The other day, one daughter in particular was having what one could call, a typical teen angst hard day.
She had endured teasing and some criticism and it hurt. This particular daughter is something of a perfectionist who usually can execute at a fairly high level so she is unaccustomed to being on the receiving end of correction. Also, she has a natural ability to win peers over so hard teasing was something relatively new to her.
Now normally, she hops in the car and gives me a point by point recitation of what happened that day at school. Today, silence. Now I'm generally a bit of a talker so the long quiet agitated me. "Don't you want to tell me about your day?" More silence. Now I'm concerned. I'm thinking bad grades. I'm thinking and reliving every horrid memory from my own experience of high school only it's worse because I don't know and it's my daughter, not me. Finally, I steal a glance over and there are tears flowing as she keeps her head down.
"I know something happened and you're hurting." I managed to say, wanting to flood her with words of comfort but knowing that's not what is needed. "We're almost home. I'm going to fix dinner and when you feel up to it, I'd like to know." It’s hard not to say, “Maybe I can make it better, we can fix it,” all the things that Moms want to do when their child is hurt, get the bandages, get the ice cream, whatever it takes crowd my brain.

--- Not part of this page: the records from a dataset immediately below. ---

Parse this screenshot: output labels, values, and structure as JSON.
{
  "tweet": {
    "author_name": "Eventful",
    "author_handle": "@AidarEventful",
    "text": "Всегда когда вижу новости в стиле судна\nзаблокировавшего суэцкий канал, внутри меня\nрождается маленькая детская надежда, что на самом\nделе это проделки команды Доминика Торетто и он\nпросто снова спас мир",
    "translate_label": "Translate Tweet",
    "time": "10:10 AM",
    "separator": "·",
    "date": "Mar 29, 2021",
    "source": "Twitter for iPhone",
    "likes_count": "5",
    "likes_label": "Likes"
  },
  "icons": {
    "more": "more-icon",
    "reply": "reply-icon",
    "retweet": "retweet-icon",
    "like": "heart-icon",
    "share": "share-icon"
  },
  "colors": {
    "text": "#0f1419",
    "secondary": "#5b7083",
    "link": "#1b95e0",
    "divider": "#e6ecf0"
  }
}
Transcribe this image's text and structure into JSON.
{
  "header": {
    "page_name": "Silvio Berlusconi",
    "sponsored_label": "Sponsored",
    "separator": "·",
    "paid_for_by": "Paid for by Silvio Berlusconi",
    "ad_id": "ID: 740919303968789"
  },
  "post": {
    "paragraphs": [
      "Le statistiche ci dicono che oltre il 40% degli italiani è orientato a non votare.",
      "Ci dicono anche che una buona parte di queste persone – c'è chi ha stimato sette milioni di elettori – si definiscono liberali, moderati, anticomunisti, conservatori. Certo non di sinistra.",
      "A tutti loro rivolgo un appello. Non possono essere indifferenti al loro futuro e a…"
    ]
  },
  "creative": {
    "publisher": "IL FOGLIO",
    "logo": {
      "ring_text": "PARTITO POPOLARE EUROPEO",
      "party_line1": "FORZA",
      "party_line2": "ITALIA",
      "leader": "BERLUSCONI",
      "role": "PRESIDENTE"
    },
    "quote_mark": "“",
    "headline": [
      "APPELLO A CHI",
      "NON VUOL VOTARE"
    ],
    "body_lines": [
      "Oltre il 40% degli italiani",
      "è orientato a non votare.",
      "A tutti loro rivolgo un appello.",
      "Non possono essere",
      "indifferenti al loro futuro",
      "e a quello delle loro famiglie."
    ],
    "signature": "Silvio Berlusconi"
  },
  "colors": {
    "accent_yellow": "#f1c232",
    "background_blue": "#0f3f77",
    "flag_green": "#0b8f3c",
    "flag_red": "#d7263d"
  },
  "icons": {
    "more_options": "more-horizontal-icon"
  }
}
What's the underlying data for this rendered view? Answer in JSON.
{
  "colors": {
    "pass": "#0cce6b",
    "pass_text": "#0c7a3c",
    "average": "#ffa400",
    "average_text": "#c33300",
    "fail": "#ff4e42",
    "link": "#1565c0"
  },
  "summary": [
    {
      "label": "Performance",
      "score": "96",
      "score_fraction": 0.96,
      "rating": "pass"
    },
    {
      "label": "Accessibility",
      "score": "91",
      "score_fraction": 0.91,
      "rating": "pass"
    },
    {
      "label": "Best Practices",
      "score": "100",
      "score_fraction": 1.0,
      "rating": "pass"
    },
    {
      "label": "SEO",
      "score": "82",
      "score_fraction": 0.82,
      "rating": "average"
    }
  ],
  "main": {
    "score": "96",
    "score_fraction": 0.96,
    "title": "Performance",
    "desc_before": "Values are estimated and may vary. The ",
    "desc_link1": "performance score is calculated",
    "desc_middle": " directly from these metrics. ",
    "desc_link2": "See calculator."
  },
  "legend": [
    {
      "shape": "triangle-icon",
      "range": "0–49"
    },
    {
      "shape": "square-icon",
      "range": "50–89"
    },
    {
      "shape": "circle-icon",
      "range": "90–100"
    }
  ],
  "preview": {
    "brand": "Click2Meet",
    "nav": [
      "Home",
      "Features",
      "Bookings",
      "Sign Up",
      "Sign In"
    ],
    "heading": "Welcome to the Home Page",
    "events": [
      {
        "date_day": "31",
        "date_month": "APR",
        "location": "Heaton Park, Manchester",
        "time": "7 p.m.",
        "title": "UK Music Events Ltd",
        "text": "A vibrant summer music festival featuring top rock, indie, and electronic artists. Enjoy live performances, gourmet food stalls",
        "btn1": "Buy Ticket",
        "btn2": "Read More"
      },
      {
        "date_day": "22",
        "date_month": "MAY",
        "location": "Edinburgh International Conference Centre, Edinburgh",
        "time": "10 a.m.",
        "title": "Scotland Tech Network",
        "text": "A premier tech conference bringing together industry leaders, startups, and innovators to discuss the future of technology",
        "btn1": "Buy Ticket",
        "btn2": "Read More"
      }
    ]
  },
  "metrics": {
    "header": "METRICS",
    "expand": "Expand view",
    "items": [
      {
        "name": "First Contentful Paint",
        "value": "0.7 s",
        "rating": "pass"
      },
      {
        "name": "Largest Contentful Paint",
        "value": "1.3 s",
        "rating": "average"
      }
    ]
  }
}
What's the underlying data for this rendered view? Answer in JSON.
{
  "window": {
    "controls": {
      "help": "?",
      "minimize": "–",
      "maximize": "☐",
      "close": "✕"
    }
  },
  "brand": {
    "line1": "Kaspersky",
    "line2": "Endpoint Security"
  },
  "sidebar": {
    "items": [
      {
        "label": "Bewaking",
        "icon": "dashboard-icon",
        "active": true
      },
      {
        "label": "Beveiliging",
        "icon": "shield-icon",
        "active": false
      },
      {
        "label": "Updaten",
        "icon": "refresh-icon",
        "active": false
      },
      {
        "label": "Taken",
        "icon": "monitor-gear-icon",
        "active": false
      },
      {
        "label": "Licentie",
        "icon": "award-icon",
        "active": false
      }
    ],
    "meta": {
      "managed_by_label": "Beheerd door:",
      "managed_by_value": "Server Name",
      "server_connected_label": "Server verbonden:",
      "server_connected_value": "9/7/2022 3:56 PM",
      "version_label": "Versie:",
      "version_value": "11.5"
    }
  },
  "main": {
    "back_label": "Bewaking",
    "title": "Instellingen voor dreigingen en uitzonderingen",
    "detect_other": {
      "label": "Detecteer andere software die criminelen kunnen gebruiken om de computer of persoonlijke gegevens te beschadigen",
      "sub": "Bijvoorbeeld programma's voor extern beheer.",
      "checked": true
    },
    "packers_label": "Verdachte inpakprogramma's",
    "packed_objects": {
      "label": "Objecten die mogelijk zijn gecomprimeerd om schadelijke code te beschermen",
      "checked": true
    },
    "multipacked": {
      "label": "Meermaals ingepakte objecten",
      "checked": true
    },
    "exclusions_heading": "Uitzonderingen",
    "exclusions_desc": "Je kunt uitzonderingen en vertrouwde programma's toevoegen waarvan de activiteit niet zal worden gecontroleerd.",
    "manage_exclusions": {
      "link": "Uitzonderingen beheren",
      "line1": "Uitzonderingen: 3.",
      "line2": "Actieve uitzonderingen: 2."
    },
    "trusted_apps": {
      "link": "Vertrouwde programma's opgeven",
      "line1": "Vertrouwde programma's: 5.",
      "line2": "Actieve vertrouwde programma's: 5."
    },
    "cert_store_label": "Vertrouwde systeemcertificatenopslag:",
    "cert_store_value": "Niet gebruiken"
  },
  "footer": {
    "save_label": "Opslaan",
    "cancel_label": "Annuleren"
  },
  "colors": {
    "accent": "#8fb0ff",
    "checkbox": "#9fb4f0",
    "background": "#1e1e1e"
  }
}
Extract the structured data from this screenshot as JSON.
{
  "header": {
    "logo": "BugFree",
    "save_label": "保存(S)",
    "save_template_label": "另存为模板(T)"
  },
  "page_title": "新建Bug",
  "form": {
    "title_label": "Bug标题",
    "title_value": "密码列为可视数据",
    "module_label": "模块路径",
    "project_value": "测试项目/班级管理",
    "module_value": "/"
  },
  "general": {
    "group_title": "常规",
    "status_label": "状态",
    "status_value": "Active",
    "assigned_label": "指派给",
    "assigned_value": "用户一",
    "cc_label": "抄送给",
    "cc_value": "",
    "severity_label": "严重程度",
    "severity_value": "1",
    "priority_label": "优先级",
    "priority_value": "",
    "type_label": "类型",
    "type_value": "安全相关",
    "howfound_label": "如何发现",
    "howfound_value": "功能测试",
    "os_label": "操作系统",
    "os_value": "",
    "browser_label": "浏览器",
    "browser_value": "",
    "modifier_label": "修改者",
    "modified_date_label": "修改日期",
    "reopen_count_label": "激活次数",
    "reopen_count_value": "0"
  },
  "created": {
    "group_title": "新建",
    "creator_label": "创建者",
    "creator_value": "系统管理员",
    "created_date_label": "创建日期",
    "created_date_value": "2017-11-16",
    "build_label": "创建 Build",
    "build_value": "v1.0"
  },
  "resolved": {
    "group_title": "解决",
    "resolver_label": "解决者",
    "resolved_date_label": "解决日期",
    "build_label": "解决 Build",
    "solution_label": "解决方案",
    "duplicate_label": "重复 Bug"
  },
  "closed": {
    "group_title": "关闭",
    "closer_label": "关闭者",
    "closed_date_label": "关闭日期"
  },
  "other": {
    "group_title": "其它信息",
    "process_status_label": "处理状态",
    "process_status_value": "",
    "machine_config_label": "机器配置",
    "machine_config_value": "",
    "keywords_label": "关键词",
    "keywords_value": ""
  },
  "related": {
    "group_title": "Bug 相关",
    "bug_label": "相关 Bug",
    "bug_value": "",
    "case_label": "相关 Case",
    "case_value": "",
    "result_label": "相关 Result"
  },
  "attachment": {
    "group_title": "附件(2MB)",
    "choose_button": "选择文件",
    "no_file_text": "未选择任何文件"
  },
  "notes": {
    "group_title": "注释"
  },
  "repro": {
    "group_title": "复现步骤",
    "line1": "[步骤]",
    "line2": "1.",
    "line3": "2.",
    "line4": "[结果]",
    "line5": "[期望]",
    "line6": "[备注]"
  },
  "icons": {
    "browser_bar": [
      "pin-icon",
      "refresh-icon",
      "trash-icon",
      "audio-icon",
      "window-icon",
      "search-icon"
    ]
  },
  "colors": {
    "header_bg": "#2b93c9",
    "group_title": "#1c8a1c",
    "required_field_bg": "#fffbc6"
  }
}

We get home. I fix waffles. There are near universal cheers from her siblings but I've made them because I know they're her favorite. She does not come up from her room. I leave my oldest to supervise dinner and go downstairs. She appreciates the individual summons, knowing it costs something in these last days of pregnancy for me to go up or down a floor and turns off the anime video she was watching on her computer notebook.
She starts to talk about what happened and then explains her plan for the next day. She generally helps these other girls with their homework when they are waiting for basketball practice. Tomorrow she resolves, she will not speak to them at all and she will not talk to them ever. This is a daughter who has a steel will and it's quite possible she can hold to this promise for a time if she so chooses. I can feel the doors being slammed in her heart at the head bully who orchestrated her humiliation, and at all those who weakly followed. I can see the further pain this will cause her and them. I remember my own experiences of being bullied this way, with words and sneers that to this day can cause pain if I dwell in those past moments. How do I help her let those moments be just moments of “14ness” that should not be given more time or more service? How do I help her not make this decision? I point out that this is probably not the best or kindest action she could choose. She says, "I don't care." and means it as she walks up the stairs for dinner.
So I'm mentally fretting over this as she eats and searching my brain for a way to bring her back from being just steeped in the pain when I spy my copy of "The Magnificat." For those who don't subscribe, this is a magazine that comes once a month, has the daily readings and reflections, the saint of the day and more than once has been a means of restoring my heart, psyche and body with God's word at a given moment. I'd read the day's readings and remembered the words from the letter to the Hebrews. I flip quickly to reread, hoping I'm right and that God has already anticipated what would need to be read and provided. "Oh that today you would hear his voice, Harden not your hearts at the rebellion...Take care, brothers and sisters, that none of you may have an evil and unfaithful heart, so as to forsake the living God. Encourage yourselves daily while it is still "today," so that none of you may grow hardened by the deceit of sin."
I summon my daughter who has by this point returned to her room still uncharacteristically mute. "I have something for you to read." I explain. She spies the book in my hand. "Is this one of those moments?"
I smile wryly, "Probably. That's how God works." She takes the book, half bemused, half annoyed because she knows already before she's read the page that this is so and reads. Within moments, she hands it back to me, "God cheats Mom. God cheats!" The silent thunder of how the scripture leaps out and says to her heart what it needed to hear despite having been picked ages ago, written centuries ago, and still, it resonates now so perfectly. It's not wrong, her assessment, but I can already tell she's been won over. Infinite versus mere mortals, we can't possibly win. God had her back at "Hello" so to speak in this reading.
"You're right. But then God can't help being the biggest and the strongest....He doesn't even exercise." I quip as she bounces back down the stairs to start her homework. I reread the final line of the day's reading. "We have become partners of Christ if only we hold the beginning of reality firm until the end." But Saint Paul knew even then, to do that, to be faithful unto death with all of our lives, we must encourage ourselves daily while it is still "today." There will be other days like today, when the teeth of the world in poor decisions, hers and others, will tempt the shutting of her heart. I may have to get her a subscription so she can see God's cheats more often.
P.S. I asked her if I could share this story and use her phrase. Obviously, she said "Yes."
Copyright 2011 Sherry Antonetti